On April 21st, 1917, Manfred von Richthofen died. More popularly known as the Red Baron, his exploits during the First World War are famous not just in Germany, but in Europe and the world at large. Gaining the name because of his noble heritage and his plane’s distinctive color, Manfred was the most successful fighter pilot of the war in terms of confirmed kills and received a great deal of attention and popularization during his life and after his death. The Red Baron has been the subject of movies, books, and even things as mundane as the names of businesses and references in children’s cartoons. He and his flying circus, the popular name for the squadron he commanded, have become to some extent idolized as a more glamorous side of warfare.
Manfred von Richthofen was born in 1892 in Silesia, which is now part of Poland, into an aristocratic family. He began military training at the age of 11 and joined a unit of Ulhans, light lancer cavalry, in 1911. The German Army quickly realized that cavalry was hopelessly outdated in modern warfare, and Manfred’s regiment was dismounted and served as dispatch runners. Manfred disliked this, and so applied for a transfer to the Air Service and was accepted. He joined the flying service in May of 1915. He was initially a poor pilot, he crashed during his first flight, but quickly improved and shot down a French plane over Verdun on April 26th of 1916, although he did not receive credit. He scored his first confirmed kill over Cambraii in September and began the practice of engraving a silver cup with the date and type of each aircraft he shot down. He would continue this practice until Germany’s depleted silver levels prevented the supply of silver cups. Manfred would go on to win dozens of victories and would eventually be given command of his own squadron and alter a flight wing. Manfred was tactically adept, and he trained the pilots under his command. These pilots began painting their aircraft red in imitation of the Baron, and this along with his squadron’s use of tents and caravans resulted in it being called the “Flying Circus.” On July 6th, 1917 Manfred sustained a head injury in a dogfight with British aircraft, and had to be hospitalized. However, he returned to combat against the wishes of his doctor on the 25th of July, but later had to take leave for two months. During his time on leave the German Military ordered him to write an autobiographic sketch for propaganda purposes, and it, The Red Fighter Pilot, was heavily edited. Further, the Military did not wanted Manfred to resume flying for fear of the morale damage that his death would do to the German population. Manfred, however, insisted on resuming flying and did so for several months. He was killed on the 21st of April, 1918, while pursuing a British fighter near the Somme. A single bullet shot from either his quarry or ground forces damaged his heart and quickly killed him, although he was able to land. The lack of judgement that Manfred displayed in this last action, he made himself vulnerable to ground fire and traveled over enemy lines, has led to speculation that combat stress and his head injury affected his performance.
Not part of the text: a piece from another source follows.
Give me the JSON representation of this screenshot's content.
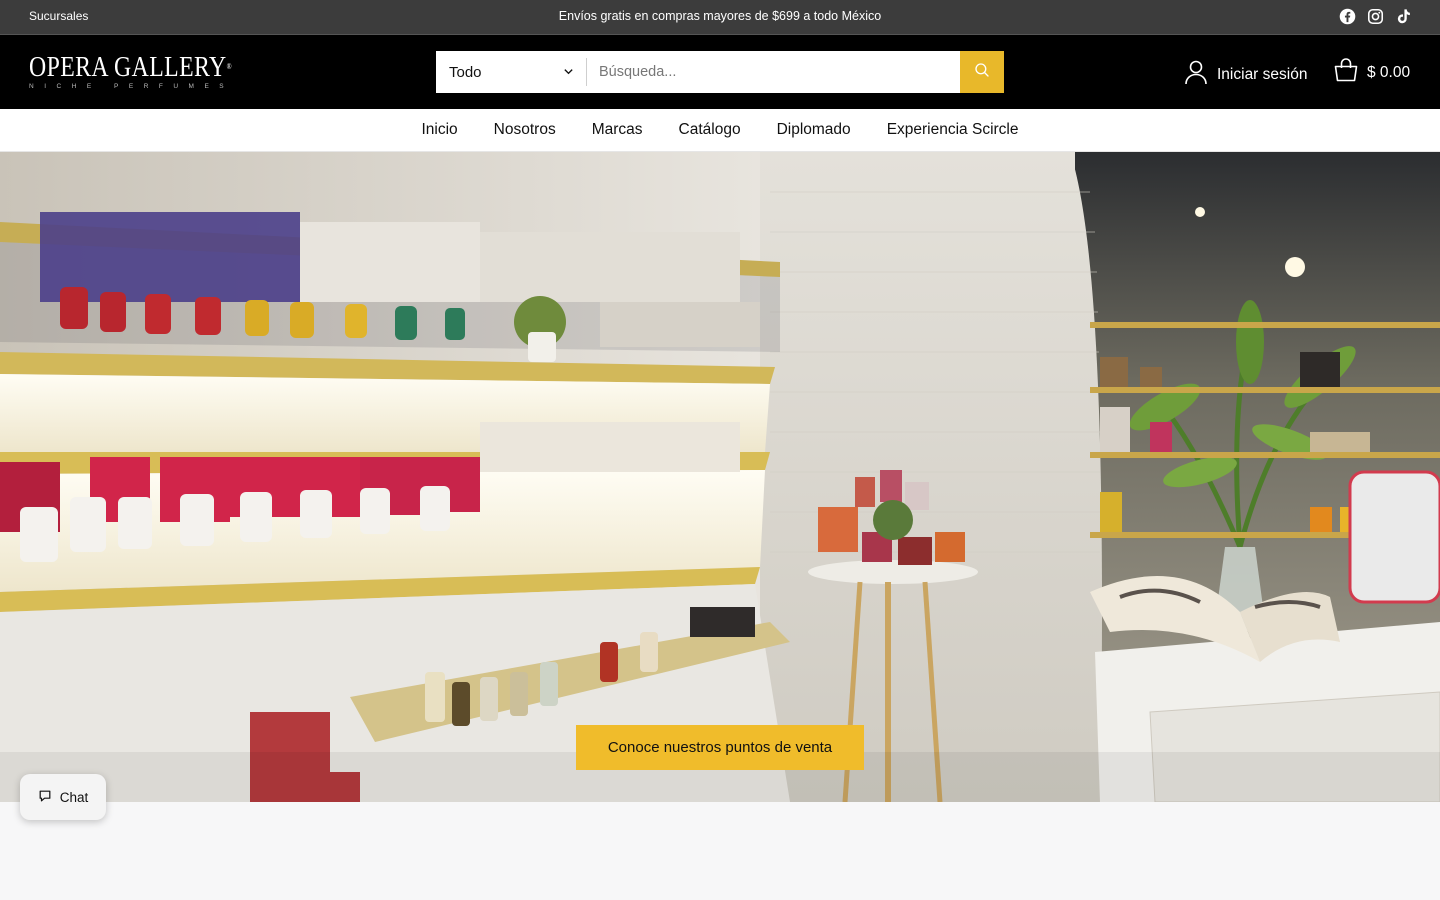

Regardless, that a pilot with such notoriety and able to survive for multiple years in that era, when parachutes were not common and planes were rickety wooden contraptions, is a testament to his skill.
While the Red Baron’s skill at combat and fame should not be understated, neither he nor any other person who gains fame for their personal exploits in combat should be idolized, especially by a populace in peacetime. The idolization of those who fight well is certainly understandable, but it can lead to the glorification of war in general. The glorification of war is never a good thing. War is at best necessary, never good, and it should be avoided lest it lead a populace to more readily go to war. We must remember that so many of these war heroes, including the Red Baron, died in combat. His success ended in tragedy. Tragedy is the single most common result of all armed conflict.